He believes Iraq’s immense oil riches—3.25 million barrels produced per day—were “the primary reason for the invasion.” Hussein’s wars against Iran and Kuwait destroyed Iraq’s manufacturing and farming capacity—leaving oil its only industry.
Despite Iraq’s oil wealth, citizens still lack the most basic services. The average person gets only three to four hours of electricity per day, Sdawe said—though the U.S. spent $60 billion on reconstruction after the invasion. “So how is it that Iraqis have no electricity?” he asked. “Clearly there is another agenda at work, and of course our corrupt politicians are part of this agenda.”
The economic crisis in Iraq, Sdawe said, is as bad as or worse than the one U.S. workers face. Even oil workers often don’t own their own homes, and struggle to support their families on very low wages.
Thorn in the Side
The oil unions have been a thorn in the side of the occupying force, speaking out against the licensing of foreign corporations to plunder Iraq’s oil wealth.
“It’s completely absurd to give out 20-year contracts,” Sdawe said. “This is called throwing away the resources of future generations.”
The government has responded with repression. Organizers allegedly involved with an oil refinery strike were recently sued and fined 30 million dinars each. If they don’t pay, they go to prison. “Now we are wondering how we can raise the money to pay the fines and save these leaders from prison,” Sdawe said.
Iraq’s unions have spent the decade steadily pushing for a labor law, despite political obstacles and repeated setbacks. They are pressing for a vote in the current parliament; otherwise, they will have to wait another four years.
Sdawe has met with the prime minister, asking the government to pay for chemotherapy for 19 members of his union who contracted cancer, possibly from nuclear munitions. No response. Half those members have since died, he said.
Asked about the current status of the U.S. occupation, Sdawe said, “There are no formal military operations in Iraq [now], and we shouldn’t make anything up. But what would you say if I said the U.S. embassy in Baghdad was the largest in the world?”
The embassy has about 15,000 employees, he said. And something like 120 private security firms operate in the country—in some areas, they are even in charge of enforcing traffic laws.
Sdawe blames the invading force for igniting the current sectarian strife between Sunni and Shi’a, which has not always plagued the country.
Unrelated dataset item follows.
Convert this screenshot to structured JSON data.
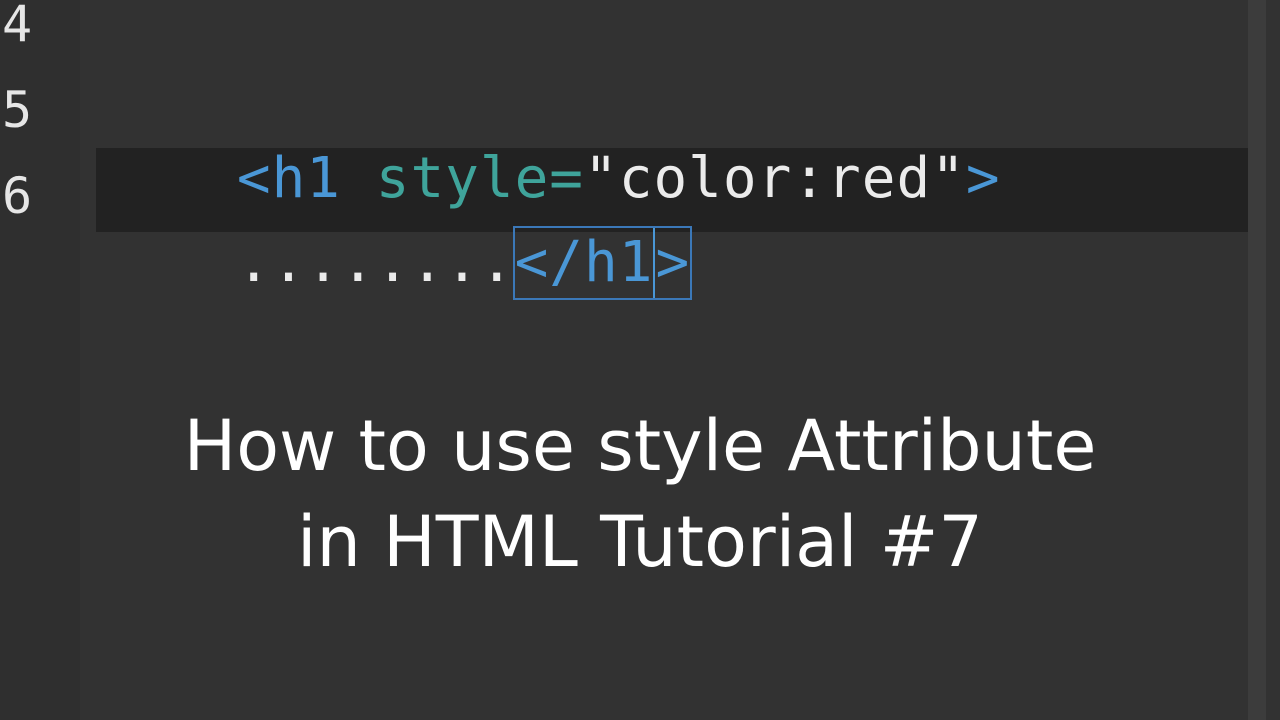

Before the war, “Iraq had a very strong social fabric,” he said. “To be honest, these words Sunni and Shi’a are almost new to Iraq.” But the Bremer government set up “a sectarian logic to the rotation of power,” fueling the rivalries that have intensified since.
“Clearly there is an interest, by those who want to cash in on the Iraqi cash cow, to keep Iraqis divided,” he said.